• _What is expected_
The answer must consist of every record, printed exactly as it stands.

• _Data to examine_
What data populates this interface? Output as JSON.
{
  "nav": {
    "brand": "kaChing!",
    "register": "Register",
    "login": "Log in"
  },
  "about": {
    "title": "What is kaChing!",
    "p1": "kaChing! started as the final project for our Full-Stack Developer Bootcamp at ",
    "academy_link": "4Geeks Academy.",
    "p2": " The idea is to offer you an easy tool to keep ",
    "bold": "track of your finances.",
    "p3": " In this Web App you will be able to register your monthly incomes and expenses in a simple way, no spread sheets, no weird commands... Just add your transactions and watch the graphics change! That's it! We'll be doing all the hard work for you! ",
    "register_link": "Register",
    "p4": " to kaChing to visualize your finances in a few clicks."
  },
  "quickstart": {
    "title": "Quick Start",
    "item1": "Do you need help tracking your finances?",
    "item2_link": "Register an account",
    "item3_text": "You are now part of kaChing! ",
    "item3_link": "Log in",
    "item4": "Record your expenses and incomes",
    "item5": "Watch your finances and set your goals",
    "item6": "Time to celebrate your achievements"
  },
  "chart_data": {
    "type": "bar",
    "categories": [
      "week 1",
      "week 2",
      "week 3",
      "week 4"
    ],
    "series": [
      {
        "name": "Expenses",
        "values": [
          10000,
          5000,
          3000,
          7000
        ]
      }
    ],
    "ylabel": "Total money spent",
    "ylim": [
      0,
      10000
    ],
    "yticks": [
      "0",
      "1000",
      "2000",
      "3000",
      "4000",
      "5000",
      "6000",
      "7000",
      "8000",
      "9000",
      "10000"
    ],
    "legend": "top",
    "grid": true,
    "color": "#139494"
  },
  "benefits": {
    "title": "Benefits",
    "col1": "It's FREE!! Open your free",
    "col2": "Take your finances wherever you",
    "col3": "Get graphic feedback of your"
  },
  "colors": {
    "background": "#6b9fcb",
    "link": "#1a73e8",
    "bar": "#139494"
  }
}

• _Task response_
What data populates this interface? Output as JSON.
{
  "nav": {
    "brand": "kaChing!",
    "register": "Register",
    "login": "Log in"
  },
  "about": {
    "title": "What is kaChing!",
    "p1": "kaChing! started as the final project for our Full-Stack Developer Bootcamp at ",
    "academy_link": "4Geeks Academy.",
    "p2": " The idea is to offer you an easy tool to keep ",
    "bold": "track of your finances.",
    "p3": " In this Web App you will be able to register your monthly incomes and expenses in a simple way, no spread sheets, no weird commands... Just add your transactions and watch the graphics change! That's it! We'll be doing all the hard work for you! ",
    "register_link": "Register",
    "p4": " to kaChing to visualize your finances in a few clicks."
  },
  "quickstart": {
    "title": "Quick Start",
    "item1": "Do you need help tracking your finances?",
    "item2_link": "Register an account",
    "item3_text": "You are now part of kaChing! ",
    "item3_link": "Log in",
    "item4": "Record your expenses and incomes",
    "item5": "Watch your finances and set your goals",
    "item6": "Time to celebrate your achievements"
  },
  "chart_data": {
    "type": "bar",
    "categories": [
      "week 1",
      "week 2",
      "week 3",
      "week 4"
    ],
    "series": [
      {
        "name": "Expenses",
        "values": [
          10000,
          5000,
          3000,
          7000
        ]
      }
    ],
    "ylabel": "Total money spent",
    "ylim": [
      0,
      10000
    ],
    "yticks": [
      "0",
      "1000",
      "2000",
      "3000",
      "4000",
      "5000",
      "6000",
      "7000",
      "8000",
      "9000",
      "10000"
    ],
    "legend": "top",
    "grid": true,
    "color": "#139494"
  },
  "benefits": {
    "title": "Benefits",
    "col1": "It's FREE!! Open your free",
    "col2": "Take your finances wherever you",
    "col3": "Get graphic feedback of your"
  },
  "colors": {
    "background": "#6b9fcb",
    "link": "#1a73e8",
    "bar": "#139494"
  }
}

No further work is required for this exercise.